How to complete this task = Check every line below for the string "title". Copy the ones that have it.

[Items from an interface collection]
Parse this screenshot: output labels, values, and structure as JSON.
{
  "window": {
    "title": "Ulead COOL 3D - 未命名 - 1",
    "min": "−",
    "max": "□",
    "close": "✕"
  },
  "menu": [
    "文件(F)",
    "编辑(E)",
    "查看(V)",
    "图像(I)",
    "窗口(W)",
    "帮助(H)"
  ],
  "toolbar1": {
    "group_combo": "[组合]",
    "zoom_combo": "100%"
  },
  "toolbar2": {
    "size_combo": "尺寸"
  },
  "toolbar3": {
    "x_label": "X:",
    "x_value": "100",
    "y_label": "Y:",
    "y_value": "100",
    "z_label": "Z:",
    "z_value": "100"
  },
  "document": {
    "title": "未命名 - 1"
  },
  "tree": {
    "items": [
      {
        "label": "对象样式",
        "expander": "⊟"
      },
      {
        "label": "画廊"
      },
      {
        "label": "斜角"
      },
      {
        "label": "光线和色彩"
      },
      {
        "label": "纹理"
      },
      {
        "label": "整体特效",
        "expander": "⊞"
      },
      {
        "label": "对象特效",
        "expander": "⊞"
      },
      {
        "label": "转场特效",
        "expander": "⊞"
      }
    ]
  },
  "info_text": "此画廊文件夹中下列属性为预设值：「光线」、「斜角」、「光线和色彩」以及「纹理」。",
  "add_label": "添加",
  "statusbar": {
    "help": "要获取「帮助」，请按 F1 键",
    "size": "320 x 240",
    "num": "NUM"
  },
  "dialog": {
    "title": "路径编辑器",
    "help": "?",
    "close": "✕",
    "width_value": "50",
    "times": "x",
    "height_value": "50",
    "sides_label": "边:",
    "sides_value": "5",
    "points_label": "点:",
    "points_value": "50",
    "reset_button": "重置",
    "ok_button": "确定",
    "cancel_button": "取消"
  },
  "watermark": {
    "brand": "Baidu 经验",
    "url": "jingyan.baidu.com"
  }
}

Finished task =
    "title": "Ulead COOL 3D - 未命名 - 1",
    "title": "未命名 - 1"
    "title": "路径编辑器",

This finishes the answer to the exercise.